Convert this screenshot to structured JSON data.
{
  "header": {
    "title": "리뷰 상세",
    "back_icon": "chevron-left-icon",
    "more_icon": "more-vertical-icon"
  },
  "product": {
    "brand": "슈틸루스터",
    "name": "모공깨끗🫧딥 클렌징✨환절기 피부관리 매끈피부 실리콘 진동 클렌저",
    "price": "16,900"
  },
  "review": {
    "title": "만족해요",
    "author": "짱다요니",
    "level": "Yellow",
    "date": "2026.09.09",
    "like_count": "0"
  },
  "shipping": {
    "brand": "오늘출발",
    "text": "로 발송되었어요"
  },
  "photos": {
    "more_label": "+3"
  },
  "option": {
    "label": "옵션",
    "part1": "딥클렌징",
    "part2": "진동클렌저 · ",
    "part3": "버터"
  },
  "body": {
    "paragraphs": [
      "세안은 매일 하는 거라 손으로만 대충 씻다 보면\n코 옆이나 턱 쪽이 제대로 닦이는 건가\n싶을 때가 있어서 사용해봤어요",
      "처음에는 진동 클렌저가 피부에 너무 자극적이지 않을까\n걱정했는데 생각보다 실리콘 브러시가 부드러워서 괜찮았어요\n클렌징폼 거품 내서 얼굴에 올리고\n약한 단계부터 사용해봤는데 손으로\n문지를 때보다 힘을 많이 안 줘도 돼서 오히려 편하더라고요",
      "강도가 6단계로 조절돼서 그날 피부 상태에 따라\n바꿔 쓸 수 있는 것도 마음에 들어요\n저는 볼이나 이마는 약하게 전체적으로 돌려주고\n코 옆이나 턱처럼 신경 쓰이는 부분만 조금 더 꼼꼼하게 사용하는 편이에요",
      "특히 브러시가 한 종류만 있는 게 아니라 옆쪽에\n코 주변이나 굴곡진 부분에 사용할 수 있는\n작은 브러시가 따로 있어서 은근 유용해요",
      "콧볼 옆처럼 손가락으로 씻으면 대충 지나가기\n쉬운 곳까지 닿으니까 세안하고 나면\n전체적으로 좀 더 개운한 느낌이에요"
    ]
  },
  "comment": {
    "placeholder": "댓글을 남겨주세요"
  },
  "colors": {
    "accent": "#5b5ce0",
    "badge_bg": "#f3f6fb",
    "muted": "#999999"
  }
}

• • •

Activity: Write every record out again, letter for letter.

Exercise result:
Convert this screenshot to structured JSON data.
{
  "header": {
    "title": "리뷰 상세",
    "back_icon": "chevron-left-icon",
    "more_icon": "more-vertical-icon"
  },
  "product": {
    "brand": "슈틸루스터",
    "name": "모공깨끗🫧딥 클렌징✨환절기 피부관리 매끈피부 실리콘 진동 클렌저",
    "price": "16,900"
  },
  "review": {
    "title": "만족해요",
    "author": "짱다요니",
    "level": "Yellow",
    "date": "2026.09.09",
    "like_count": "0"
  },
  "shipping": {
    "brand": "오늘출발",
    "text": "로 발송되었어요"
  },
  "photos": {
    "more_label": "+3"
  },
  "option": {
    "label": "옵션",
    "part1": "딥클렌징",
    "part2": "진동클렌저 · ",
    "part3": "버터"
  },
  "body": {
    "paragraphs": [
      "세안은 매일 하는 거라 손으로만 대충 씻다 보면\n코 옆이나 턱 쪽이 제대로 닦이는 건가\n싶을 때가 있어서 사용해봤어요",
      "처음에는 진동 클렌저가 피부에 너무 자극적이지 않을까\n걱정했는데 생각보다 실리콘 브러시가 부드러워서 괜찮았어요\n클렌징폼 거품 내서 얼굴에 올리고\n약한 단계부터 사용해봤는데 손으로\n문지를 때보다 힘을 많이 안 줘도 돼서 오히려 편하더라고요",
      "강도가 6단계로 조절돼서 그날 피부 상태에 따라\n바꿔 쓸 수 있는 것도 마음에 들어요\n저는 볼이나 이마는 약하게 전체적으로 돌려주고\n코 옆이나 턱처럼 신경 쓰이는 부분만 조금 더 꼼꼼하게 사용하는 편이에요",
      "특히 브러시가 한 종류만 있는 게 아니라 옆쪽에\n코 주변이나 굴곡진 부분에 사용할 수 있는\n작은 브러시가 따로 있어서 은근 유용해요",
      "콧볼 옆처럼 손가락으로 씻으면 대충 지나가기\n쉬운 곳까지 닿으니까 세안하고 나면\n전체적으로 좀 더 개운한 느낌이에요"
    ]
  },
  "comment": {
    "placeholder": "댓글을 남겨주세요"
  },
  "colors": {
    "accent": "#5b5ce0",
    "badge_bg": "#f3f6fb",
    "muted": "#999999"
  }
}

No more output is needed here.